§ Your goal
Exclude images, then output the remaining data verbatim.

§ Excerpted records
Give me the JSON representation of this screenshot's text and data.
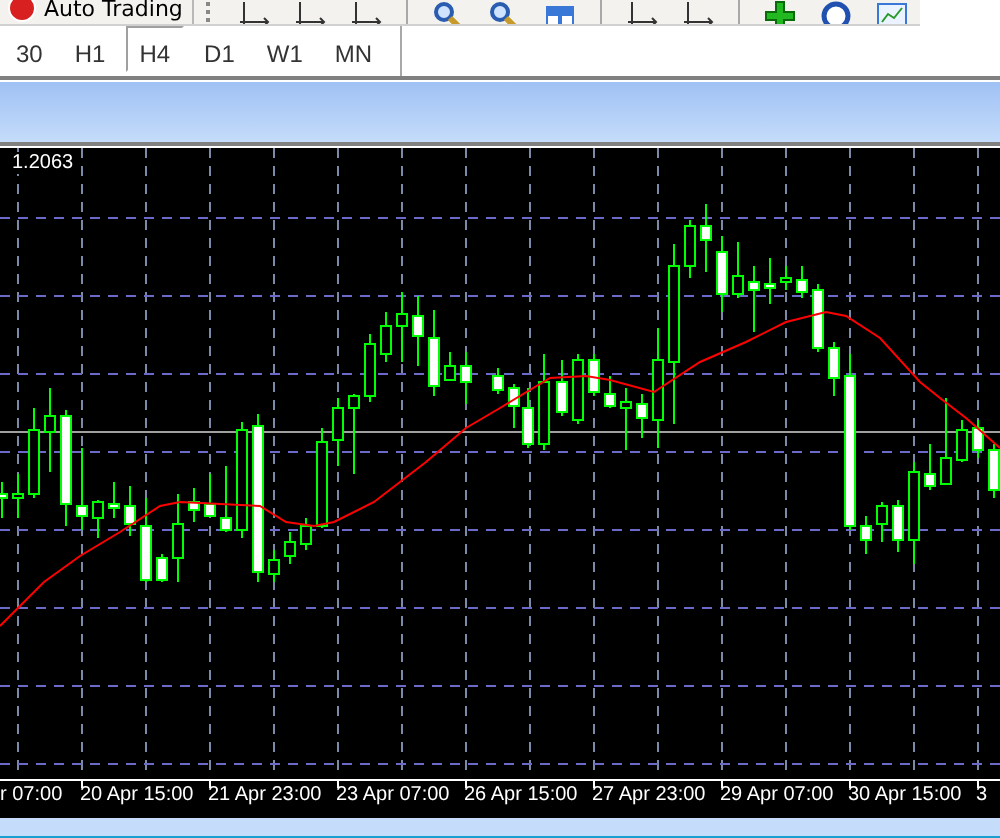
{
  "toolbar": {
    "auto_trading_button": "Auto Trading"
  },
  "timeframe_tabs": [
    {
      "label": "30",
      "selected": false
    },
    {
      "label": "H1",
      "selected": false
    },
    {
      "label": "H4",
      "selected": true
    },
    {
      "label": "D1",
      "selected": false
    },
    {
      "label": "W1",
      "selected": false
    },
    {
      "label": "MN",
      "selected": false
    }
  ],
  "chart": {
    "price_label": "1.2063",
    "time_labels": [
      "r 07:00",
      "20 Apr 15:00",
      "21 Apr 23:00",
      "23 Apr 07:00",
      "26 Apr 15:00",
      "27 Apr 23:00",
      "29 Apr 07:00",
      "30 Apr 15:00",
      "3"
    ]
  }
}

§ Result of this exercise
Give me the JSON representation of this screenshot's text and data.
{
  "toolbar": {
    "auto_trading_button": "Auto Trading"
  },
  "timeframe_tabs": [
    {
      "label": "30",
      "selected": false
    },
    {
      "label": "H1",
      "selected": false
    },
    {
      "label": "H4",
      "selected": true
    },
    {
      "label": "D1",
      "selected": false
    },
    {
      "label": "W1",
      "selected": false
    },
    {
      "label": "MN",
      "selected": false
    }
  ],
  "chart": {
    "price_label": "1.2063",
    "time_labels": [
      "r 07:00",
      "20 Apr 15:00",
      "21 Apr 23:00",
      "23 Apr 07:00",
      "26 Apr 15:00",
      "27 Apr 23:00",
      "29 Apr 07:00",
      "30 Apr 15:00",
      "3"
    ]
  }
}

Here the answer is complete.